● Exercise instructions: A word-for-word copy of the data, with no images, is the required answer.

● Data provided:

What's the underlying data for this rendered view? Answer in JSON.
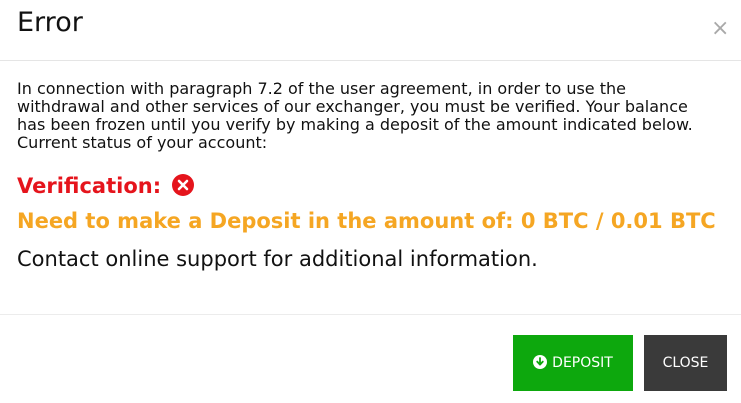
{
  "dialog": {
    "title": "Error",
    "close_glyph": "×"
  },
  "body": {
    "paragraph": "In connection with paragraph 7.2 of the user agreement, in order to use the withdrawal and other services of our exchanger, you must be verified. Your balance has been frozen until you verify by making a deposit of the amount indicated below.",
    "status_line": "Current status of your account:",
    "verification_label": "Verification:",
    "verification_icon": "x-circle-icon",
    "deposit_text": "Need to make a Deposit in the amount of: 0 BTC / 0.01 BTC",
    "contact_text": "Contact online support for additional information."
  },
  "footer": {
    "deposit_label": "Deposit",
    "deposit_icon": "download-circle-icon",
    "close_label": "Close"
  },
  "colors": {
    "verification_red": "#e5141c",
    "deposit_orange": "#f5a623",
    "deposit_button_green": "#0da80d",
    "close_button_dark": "#3a3a3a"
  }
}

● Exercise solution:
What's the underlying data for this rendered view? Answer in JSON.
{
  "dialog": {
    "title": "Error",
    "close_glyph": "×"
  },
  "body": {
    "paragraph": "In connection with paragraph 7.2 of the user agreement, in order to use the withdrawal and other services of our exchanger, you must be verified. Your balance has been frozen until you verify by making a deposit of the amount indicated below.",
    "status_line": "Current status of your account:",
    "verification_label": "Verification:",
    "verification_icon": "x-circle-icon",
    "deposit_text": "Need to make a Deposit in the amount of: 0 BTC / 0.01 BTC",
    "contact_text": "Contact online support for additional information."
  },
  "footer": {
    "deposit_label": "Deposit",
    "deposit_icon": "download-circle-icon",
    "close_label": "Close"
  },
  "colors": {
    "verification_red": "#e5141c",
    "deposit_orange": "#f5a623",
    "deposit_button_green": "#0da80d",
    "close_button_dark": "#3a3a3a"
  }
}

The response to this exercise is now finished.